6. Market and Grow Your Business Intelligently

The final step to starting your welding business is really an ongoing process of marketing your business in a way that empowers you to build and grow a client base.

While there’s a lot that goes into small business marketing, a few key steps, especially when you’re first launching your business, include:

  • Registering a domain and building a website through a host like Godaddy, WordPress, Wix, or Shopify
  • Creating or commissioning a logo
  • Registering a Google My Business listing that will help you rank in local Google searches and in Google Maps
  • Embracing a marketing strategy that aligns with your business model

Additionally, when you’re first starting out, an easy way of drumming up business is to turn to customers and clients that you have provided welding services for in the past, whether through a former employer or on a freelance basis, and letting them know that you’re now on your own. If you decide to do this, however, it is important that you understand whether or not you are bound by a non-compete or non-solicitation agreement or clause with your former employer, which might prevent you from courting previous clients. 

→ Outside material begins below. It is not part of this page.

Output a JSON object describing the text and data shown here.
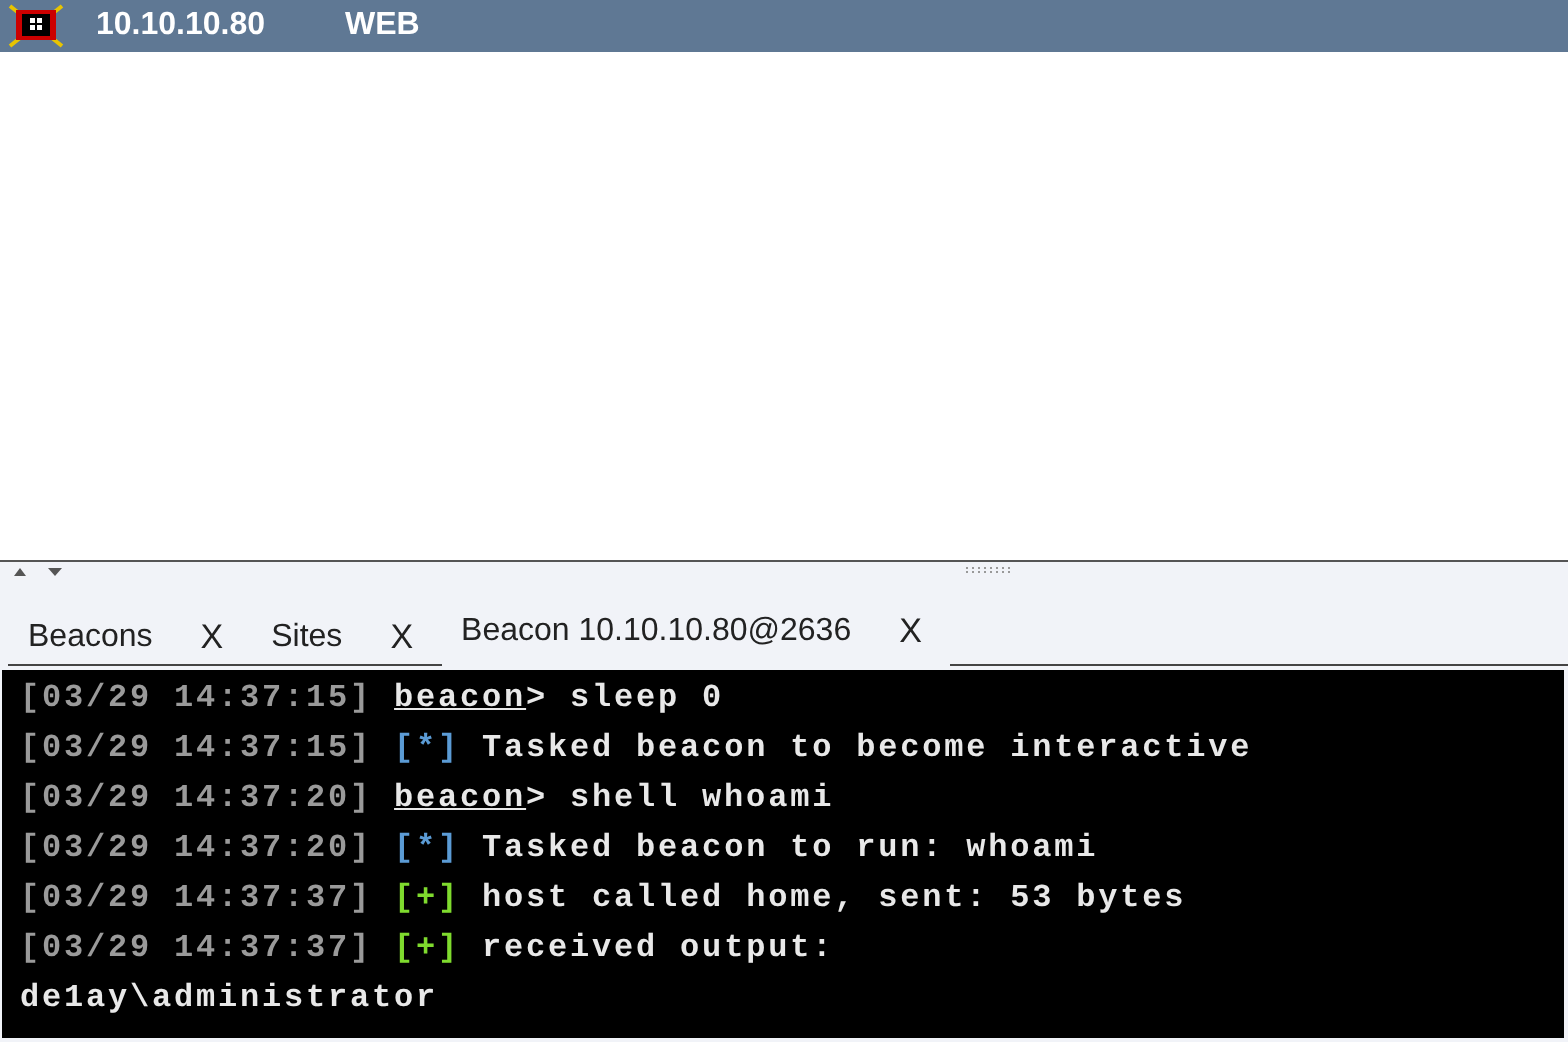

The Bottom Line

Nobody ever said that starting a welding business was going to be easy, or that it would be without risk. While only you can decide if the potential for reward is great enough to justify that risk, you can take comfort in knowing that thorough preparation can help you minimize that risk and increase your chances of success. If you are considering how to start a welding business, following the steps above is a great place to start.

Article Sources:

  1. “Welders, Cutters, Solderers, and Brazers
  2. “Welder License
  3. “Professional Certifications

Tim Stobierski

Tim Stobierski is a freelance writer and editor focused on the finance sector, and the founder of, a free resource for college students, graduates, and parents who are struggling to make sense of the complicated world of student loans. Tim is also a published poet and essayist. His first book of poetry, “Chronicles of a Bee Whisperer,” was published in 2012 by River Otter Press. Tim graduated from the University of Connecticut in 2011 with a bachelor’s degree in English literature and a concentration in creative writing.

Read Full Author Bio
JustBusiness strives to keep information up-to-date but, at times, information may be different on a product or service provider’s website. Additionally, while we are compensated by some marketing partners, these partnerships do not influence our opinions of the products and services available to small businesses. All partner products and services are provided without warranty from JustBusiness. Please review a product or service provider’s terms and conditions when evaluating such products and services.